5.0

Huge improvement over the standard TOM

By

Verified Buyer


I had bought a few other items for setting up guitars and filing down bridge saddles. I stumbled onto the bridge section, as I have been here before, and looked for a bridge with a 14inch radius. I knew ahead of time that I may have to grind down the post if they are too large to fit my Carvin DC400. For the cost, why not give one a try so I added it to my order. It came today and I was correct in my assumptions that I would have to grind down the thumbwheel part of the posts as their original size would not fit into the bridge pocket that Carvin does with their TOM equipped guitars. Post size and spacing was correct so no issue there. I was able to grind down the posts, note that it is made of steel, and fit into my Carvin guitar in to the factory installed studs. The bridge fit well and mounted without any issues. First time I had plenty of room for adjustments, some of the saddles had to be reversed, but that is what makes this bridge ideal (did not have enough room on the TOM for setting the intonation. Since the base of the bridge is flat and is not that much taller than the standard TOM, I was able to install it with 0.01” clearance between the body of the guitar and bottom of the bridge. The bridge is 0.068” wider than the bridge pocket but I had great string action with it bottomed out. Actually had to raise it a bit. I am very impressed with the change in tone and sustain the walnut bodied guitar now has with this bridge installed. The detailed drawings provide enough information to make a good decision. I rated this 5 stars as the end result was quite rewarding. This bridge is solid, no unexpected buzzing or ringing from loose saddles (TOM). Intonation setup is not that bad. I like this bridge enough to buy another for one of my other Carvins.

4.0

As expected

By

Verified Buyer

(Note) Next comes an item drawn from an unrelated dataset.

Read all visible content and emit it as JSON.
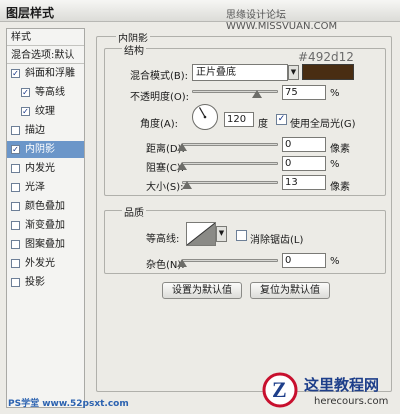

Well built bridge. Easily adjustable. Stable, locks in place. Would buy again.
14 radius, my guitar is a12 so I added a few shims under the G & D strings.

Showing 10 of 50 Read more reviews >>


StewMac PDF Catalog, page 66See Locking Roller Bridge
on page 66 of our StewMac Digital Catalog